The Washington Post: Four More Years For Obama
Mr. Obama is committed to the only approach that can succeed: a balance of entitlement reform and revenue increases. Mr. Romney, by contrast, has embraced his party’s reality-defying ideology that taxes can always go down but may never go up. Along that road lies a future in which interest payments crowd out everything else a government should do, from defending the nation to caring for its poor and sick to investing in its children (10/25).
The New York Times: The Morning After
President-elect Willard M. Romney — congratulations! ... You've promised to accomplish 15 different tasks on Day 1; let’s sort them by priority. The Affordable Care Act is gone, even though you need Congress to act (a mere formality, by Ryan's assurance). All you 20-somethings on your parents' health plans, all you sickly types with pre-existing conditions that you expect the insurance companies to cover, no more Obamacare for you. The ride is over, even if it means leaving 72 million Americans without health insurance (Timothy Egan, 10/25).
The New York Times: Obama On Mourdock And Women’s Rights
Earlier in the tour, Mr. Obama didn’t stress his health-care law’s benefits for women, such as free access to contraception, mammograms and other services. (He also wants to continue federal funding for health services to Planned Parenthood, which Mr. Romney wants to cut.) Given the crowd’s enthusiastic reaction this morning, chances are he’ll make these issues a staple (David Firestone, 10/25).
Politico: The Election And The Rape Exception
This week's Senate debate in Indiana provided a vivid illustration of the stakes of this year's election for women and girls around the country and the lengths to which some candidates will go to restrict choice. Republican Senate candidate Richard Mourdock defended his stance that abortion should be illegal — even in the case of rape ... It is more important than ever for women to make their voices heard by supporting candidates who will stand up for the right to make personal health choices without interference from government (Rep. Nita Lowey, 10/26).

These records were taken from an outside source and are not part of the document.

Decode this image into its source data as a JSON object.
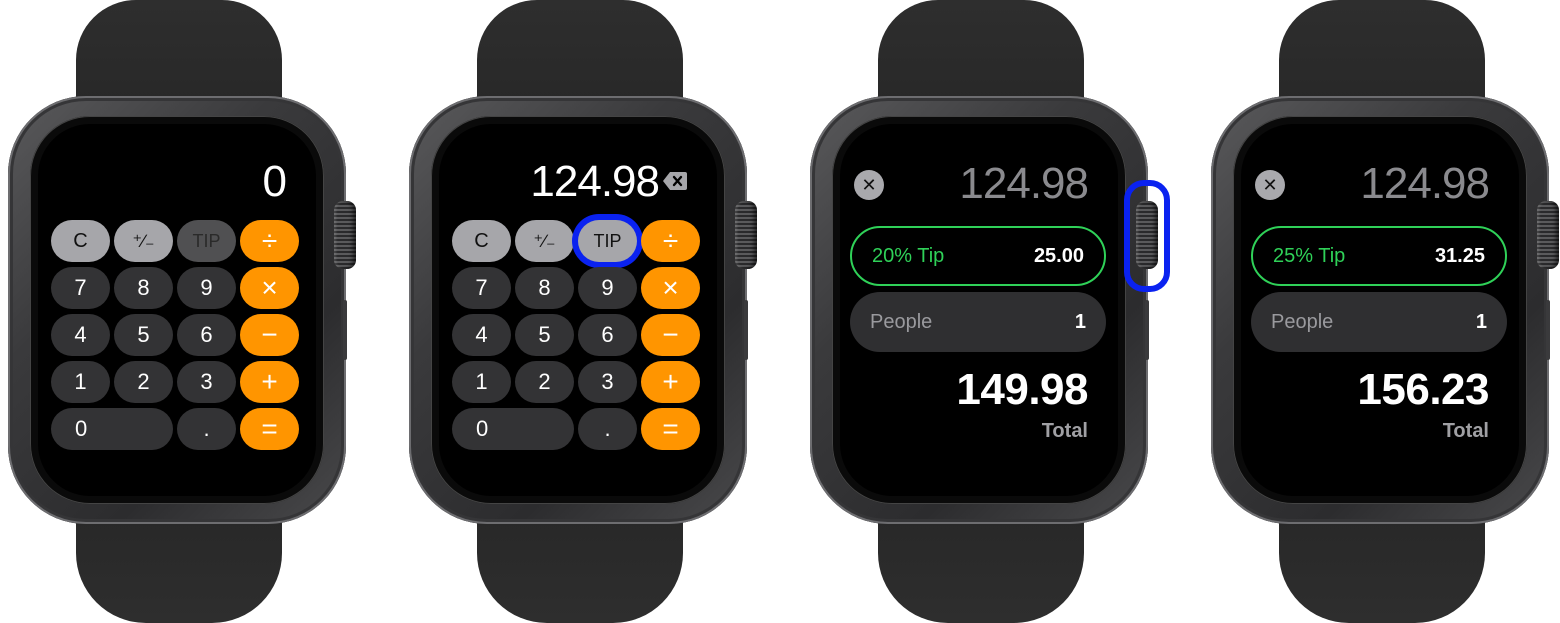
{
  "colors": {
    "operator_key": "#ff9500",
    "function_key": "#a6a6aa",
    "digit_key": "#333335",
    "tip_accent": "#2fd158",
    "highlight": "#0a22f0",
    "background": "#ffffff"
  },
  "watches": [
    {
      "id": "watch-1",
      "screen": "calculator",
      "display_value": "0",
      "keys": {
        "clear": "C",
        "sign": "⁺∕₋",
        "tip": "TIP",
        "divide": "÷",
        "multiply": "×",
        "subtract": "−",
        "add": "+",
        "equals": "=",
        "d7": "7",
        "d8": "8",
        "d9": "9",
        "d4": "4",
        "d5": "5",
        "d6": "6",
        "d1": "1",
        "d2": "2",
        "d3": "3",
        "d0": "0",
        "decimal": "."
      },
      "tip_enabled": false
    },
    {
      "id": "watch-2",
      "screen": "calculator",
      "display_value": "124.98",
      "delete_icon": "backspace-icon",
      "keys": {
        "clear": "C",
        "sign": "⁺∕₋",
        "tip": "TIP",
        "divide": "÷",
        "multiply": "×",
        "subtract": "−",
        "add": "+",
        "equals": "=",
        "d7": "7",
        "d8": "8",
        "d9": "9",
        "d4": "4",
        "d5": "5",
        "d6": "6",
        "d1": "1",
        "d2": "2",
        "d3": "3",
        "d0": "0",
        "decimal": "."
      },
      "tip_enabled": true,
      "highlighted": "tip-button"
    },
    {
      "id": "watch-3",
      "screen": "tip",
      "close_icon": "close-icon",
      "base_amount": "124.98",
      "tip_label": "20% Tip",
      "tip_amount": "25.00",
      "people_label": "People",
      "people_count": "1",
      "total_value": "149.98",
      "total_label": "Total",
      "highlighted": "digital-crown"
    },
    {
      "id": "watch-4",
      "screen": "tip",
      "close_icon": "close-icon",
      "base_amount": "124.98",
      "tip_label": "25% Tip",
      "tip_amount": "31.25",
      "people_label": "People",
      "people_count": "1",
      "total_value": "156.23",
      "total_label": "Total"
    }
  ]
}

Roll Call: Appropriate Care Setting Protects Medicare's Future
Under current law, the Medicare Trust Fund will be insolvent by 2024. Experts agree that the trajectory of health care spending is unsustainable. ... While many policymakers and stakeholder groups are investigating methods to make these savings and improvements a reality, viable and lasting solutions have emerged — one in particular that could save $70 billion to $100 billion over 10 years and extend the life of the Medicare Trust Fund by more than two years (former Sens. Bob Dole and Blanche Lincoln, 10/25).
The Washington Post: Still Hopeful For A Debt Deal
Betting on Congress to do something — anything — is, as Samuel Johnson said of second marriages, the triumph of hope over experience. ... Yet the Congress that limped back to town after the 2010 election was surprisingly fruitful. ... Meanwhile, the president was assuring the Des Moines Register that he was committed to achieving "the grand bargain that essentially I've been offering to the Republicans for a very long time" — which included raising the eligibility age for Medicare and reducing Social Security cost-of-living-allowances (Ruth Marcus, 10/25).
The Medicare NewsGroup: Drug Plan Decisions: When Too Much Choice Is A Bad Thing
The conventional wisdom in conservative policy camps is that more choice is better … Yet bad choices seem to be the norm when making Part D (prescription drug plan) decisions, according to a new working paper to be published by the National Bureau of Economic Research. ... It may sound undemocratic to suggest that streamlining the decision-making process by offering fewer choices could be better for the majority of participants. Yet in the larger arena of consumer-driven health care, the results of the study don't bode well for the multiple-choice model, which is the core of the "premium support" plan offered by the Romney/Ryan platform (John Wasik, 10/25).
The New York Times: Deeper Concerns About Drug Compounding
The more that reporters and regulators dig into the cause of the meningitis outbreak that has sickened more than 300 people in 18 states and killed 24, the worse it all looks. The Massachusetts pharmacy that produced the contaminated injectable steroid linked to the outbreak has a long, troubled history. But the issues of shoddy manufacturing practices and lax regulation go well beyond one company (10/25).
Los Angeles Times: Prescription Refill Pressure Bothers CVS Pharmacists Too
Chris Cullum normally gets his prescriptions filled at a CVS Caremark store in San Diego. But, while traveling, he placed orders at a CVS branch in Arizona this year and at a branch in Illinois last year. In both cases, Cullum said, he subsequently received calls from the stores in those states letting him know that refills were ready (David Lazarus, 10/25).